Material to process.
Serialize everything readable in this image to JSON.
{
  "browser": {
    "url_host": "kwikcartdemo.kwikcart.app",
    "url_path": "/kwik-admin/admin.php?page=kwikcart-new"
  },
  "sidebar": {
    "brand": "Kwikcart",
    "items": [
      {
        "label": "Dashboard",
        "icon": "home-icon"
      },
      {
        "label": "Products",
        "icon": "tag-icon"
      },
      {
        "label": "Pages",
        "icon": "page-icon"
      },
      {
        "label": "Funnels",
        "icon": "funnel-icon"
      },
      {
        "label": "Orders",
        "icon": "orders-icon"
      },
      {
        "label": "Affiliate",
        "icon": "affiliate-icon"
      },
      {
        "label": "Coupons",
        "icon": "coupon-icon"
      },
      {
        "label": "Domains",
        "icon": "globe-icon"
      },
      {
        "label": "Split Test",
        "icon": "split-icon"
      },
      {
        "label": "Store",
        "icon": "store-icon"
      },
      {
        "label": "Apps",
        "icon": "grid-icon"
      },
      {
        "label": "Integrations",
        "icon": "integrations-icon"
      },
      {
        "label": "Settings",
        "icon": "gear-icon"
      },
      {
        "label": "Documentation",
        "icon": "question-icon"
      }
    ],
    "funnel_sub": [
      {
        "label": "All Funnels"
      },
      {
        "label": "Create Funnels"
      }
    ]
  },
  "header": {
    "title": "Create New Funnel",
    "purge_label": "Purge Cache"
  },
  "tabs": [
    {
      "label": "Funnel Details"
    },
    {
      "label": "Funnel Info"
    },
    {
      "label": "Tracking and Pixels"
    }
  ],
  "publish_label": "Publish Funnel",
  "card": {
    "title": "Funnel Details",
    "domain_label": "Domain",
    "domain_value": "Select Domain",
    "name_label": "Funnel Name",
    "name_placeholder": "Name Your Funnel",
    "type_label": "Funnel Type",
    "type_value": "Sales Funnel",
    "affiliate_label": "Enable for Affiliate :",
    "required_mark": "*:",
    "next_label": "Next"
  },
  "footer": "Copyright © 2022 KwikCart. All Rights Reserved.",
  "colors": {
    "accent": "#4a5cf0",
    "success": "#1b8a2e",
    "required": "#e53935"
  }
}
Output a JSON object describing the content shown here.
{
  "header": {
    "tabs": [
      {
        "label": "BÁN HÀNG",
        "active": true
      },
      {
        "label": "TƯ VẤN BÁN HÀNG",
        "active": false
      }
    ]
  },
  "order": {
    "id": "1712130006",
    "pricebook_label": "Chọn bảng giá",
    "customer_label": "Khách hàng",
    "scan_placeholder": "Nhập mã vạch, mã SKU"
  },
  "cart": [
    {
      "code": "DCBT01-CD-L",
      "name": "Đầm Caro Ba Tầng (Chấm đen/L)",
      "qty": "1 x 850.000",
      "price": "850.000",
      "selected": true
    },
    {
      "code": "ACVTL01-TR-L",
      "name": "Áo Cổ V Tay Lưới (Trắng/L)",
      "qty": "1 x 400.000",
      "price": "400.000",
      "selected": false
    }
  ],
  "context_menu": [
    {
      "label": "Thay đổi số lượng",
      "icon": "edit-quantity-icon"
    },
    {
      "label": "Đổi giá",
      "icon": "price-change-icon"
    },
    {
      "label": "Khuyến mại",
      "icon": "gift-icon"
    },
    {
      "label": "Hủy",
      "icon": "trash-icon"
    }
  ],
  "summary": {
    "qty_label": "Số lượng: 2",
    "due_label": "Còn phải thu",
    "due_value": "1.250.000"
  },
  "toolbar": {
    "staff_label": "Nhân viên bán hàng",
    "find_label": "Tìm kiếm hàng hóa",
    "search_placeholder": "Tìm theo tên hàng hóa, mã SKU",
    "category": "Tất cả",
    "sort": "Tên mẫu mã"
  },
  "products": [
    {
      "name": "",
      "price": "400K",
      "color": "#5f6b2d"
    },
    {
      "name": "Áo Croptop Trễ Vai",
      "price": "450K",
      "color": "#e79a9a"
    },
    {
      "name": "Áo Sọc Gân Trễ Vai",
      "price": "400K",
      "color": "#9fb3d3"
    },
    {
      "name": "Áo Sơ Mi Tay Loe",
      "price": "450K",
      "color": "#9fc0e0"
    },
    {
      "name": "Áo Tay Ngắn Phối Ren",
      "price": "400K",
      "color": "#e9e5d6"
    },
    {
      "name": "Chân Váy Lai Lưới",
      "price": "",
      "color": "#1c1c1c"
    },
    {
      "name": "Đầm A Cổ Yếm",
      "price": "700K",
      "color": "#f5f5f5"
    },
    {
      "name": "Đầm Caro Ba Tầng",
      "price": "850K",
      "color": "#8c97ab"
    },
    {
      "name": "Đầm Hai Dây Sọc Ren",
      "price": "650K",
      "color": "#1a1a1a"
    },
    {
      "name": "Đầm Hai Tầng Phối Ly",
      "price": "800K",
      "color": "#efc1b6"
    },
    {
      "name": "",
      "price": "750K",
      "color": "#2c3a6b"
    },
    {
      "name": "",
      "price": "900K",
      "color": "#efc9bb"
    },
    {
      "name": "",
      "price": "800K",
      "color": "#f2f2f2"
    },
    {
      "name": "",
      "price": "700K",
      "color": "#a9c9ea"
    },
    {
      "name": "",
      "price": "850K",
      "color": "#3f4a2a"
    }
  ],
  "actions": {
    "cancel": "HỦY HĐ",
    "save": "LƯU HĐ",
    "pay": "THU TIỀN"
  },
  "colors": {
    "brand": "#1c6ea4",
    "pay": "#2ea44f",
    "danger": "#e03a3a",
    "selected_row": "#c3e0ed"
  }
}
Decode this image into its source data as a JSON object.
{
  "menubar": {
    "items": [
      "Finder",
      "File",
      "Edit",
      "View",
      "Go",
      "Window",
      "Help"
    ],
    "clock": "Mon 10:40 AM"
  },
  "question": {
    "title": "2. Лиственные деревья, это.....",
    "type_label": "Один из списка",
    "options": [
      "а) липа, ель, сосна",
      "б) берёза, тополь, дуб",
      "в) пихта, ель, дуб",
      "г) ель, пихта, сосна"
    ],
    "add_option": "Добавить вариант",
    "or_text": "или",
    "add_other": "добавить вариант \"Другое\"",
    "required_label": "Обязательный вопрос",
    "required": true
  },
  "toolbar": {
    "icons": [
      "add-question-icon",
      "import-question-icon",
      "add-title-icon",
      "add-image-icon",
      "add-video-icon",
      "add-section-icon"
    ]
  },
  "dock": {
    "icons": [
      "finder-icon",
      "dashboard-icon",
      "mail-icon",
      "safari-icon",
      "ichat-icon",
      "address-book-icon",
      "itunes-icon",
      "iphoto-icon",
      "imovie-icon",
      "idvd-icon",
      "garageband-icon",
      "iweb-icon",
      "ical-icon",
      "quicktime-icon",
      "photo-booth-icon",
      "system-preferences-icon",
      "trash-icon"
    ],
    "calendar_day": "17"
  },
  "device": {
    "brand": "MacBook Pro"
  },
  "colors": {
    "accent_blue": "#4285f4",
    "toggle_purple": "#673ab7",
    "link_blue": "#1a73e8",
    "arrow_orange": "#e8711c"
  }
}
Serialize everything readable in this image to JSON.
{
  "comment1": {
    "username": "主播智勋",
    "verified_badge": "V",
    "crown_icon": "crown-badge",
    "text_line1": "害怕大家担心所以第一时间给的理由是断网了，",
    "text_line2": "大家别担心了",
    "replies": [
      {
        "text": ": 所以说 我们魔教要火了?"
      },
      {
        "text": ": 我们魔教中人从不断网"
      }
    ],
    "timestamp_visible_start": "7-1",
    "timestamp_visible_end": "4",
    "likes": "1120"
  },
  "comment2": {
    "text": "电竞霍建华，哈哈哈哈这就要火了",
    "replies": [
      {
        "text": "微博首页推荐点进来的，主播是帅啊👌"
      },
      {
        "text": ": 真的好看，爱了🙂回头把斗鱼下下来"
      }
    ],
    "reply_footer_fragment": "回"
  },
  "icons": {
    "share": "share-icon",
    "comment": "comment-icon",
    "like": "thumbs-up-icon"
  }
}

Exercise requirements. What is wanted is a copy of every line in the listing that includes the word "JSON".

Task answer.
Serialize everything readable in this image to JSON.
Output a JSON object describing the content shown here.
Decode this image into its source data as a JSON object.
Serialize everything readable in this image to JSON.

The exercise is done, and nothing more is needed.